8) Supplements are sufficient – “Most supplements promoted to help you live longer, boost memory and fight off dementia fail to live up to their claim. What’s more, many interact with common medications or just don’t work the way they would if you consumed them from food instead. You could spend a lot of money for no gain when you could do better by simply eating.”
9) You must always eat a ‘proper meal’ – “Eating three full meals a day can be a struggle if you have a loss of appetite or find cooking too difficult. Five or six small meals or well-chosen snacks can be just as beneficial.”
10) Malnutrition is a normal part of the ageing process – “Malnutrition is not normal and it’s important that you don’t dismiss the warning signs as being part of ‘old age’.”
Aloysa Hourigan, Senior Nutritionist and Accredited Practising Dietitian from Nutrition Australia said, “Keeping food choices both nutritious and simple and easy to prepare is the way to go. Getting enough of the protein-rich foods, as well as a range of foods across the other food groups, is very important to maintain your health and wellbeing as you age.
“If getting to the shops and preparing meals is difficult, then think about either using the prepared meals you can buy in the supermarket, or some of the nutritious home-delivered meal options.
If you prefer to prepare your own meals, you can find some additional nutritious food ideas and healthy eating tips on Nutrition Australia’s website: www.nutritionaustralia.org.”
Ngaire said, “This booklet gives seniors and those who care for them insight into the way nutrition needs change with age and offers practical, sensible advice and guidance to help support the physical and cognitive health of older people.”
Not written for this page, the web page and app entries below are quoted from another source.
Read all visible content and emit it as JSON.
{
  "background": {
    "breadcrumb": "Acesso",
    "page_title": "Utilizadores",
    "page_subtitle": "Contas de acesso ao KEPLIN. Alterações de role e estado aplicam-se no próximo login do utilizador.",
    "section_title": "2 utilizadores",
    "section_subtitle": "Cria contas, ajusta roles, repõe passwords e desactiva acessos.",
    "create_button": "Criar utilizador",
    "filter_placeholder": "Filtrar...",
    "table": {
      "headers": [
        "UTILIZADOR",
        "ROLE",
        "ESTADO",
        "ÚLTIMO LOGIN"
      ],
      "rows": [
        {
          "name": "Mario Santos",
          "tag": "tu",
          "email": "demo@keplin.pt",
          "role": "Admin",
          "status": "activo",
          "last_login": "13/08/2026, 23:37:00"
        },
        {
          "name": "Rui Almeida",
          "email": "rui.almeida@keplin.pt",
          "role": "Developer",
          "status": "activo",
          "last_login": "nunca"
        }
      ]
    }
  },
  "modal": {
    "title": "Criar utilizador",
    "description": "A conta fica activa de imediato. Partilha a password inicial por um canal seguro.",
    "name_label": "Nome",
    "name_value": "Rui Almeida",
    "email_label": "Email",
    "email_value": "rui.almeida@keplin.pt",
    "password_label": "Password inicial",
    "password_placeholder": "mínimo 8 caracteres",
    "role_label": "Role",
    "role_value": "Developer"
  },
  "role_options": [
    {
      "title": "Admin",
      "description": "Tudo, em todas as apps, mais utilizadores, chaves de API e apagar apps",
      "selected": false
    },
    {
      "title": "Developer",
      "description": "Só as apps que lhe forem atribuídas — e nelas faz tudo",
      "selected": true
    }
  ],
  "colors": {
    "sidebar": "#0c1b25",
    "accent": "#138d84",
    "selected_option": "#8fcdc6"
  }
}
Nutrition for Seniors and other useful resources can be found at https://homeinstead.com.au/senior-care-resources
5 November 2017.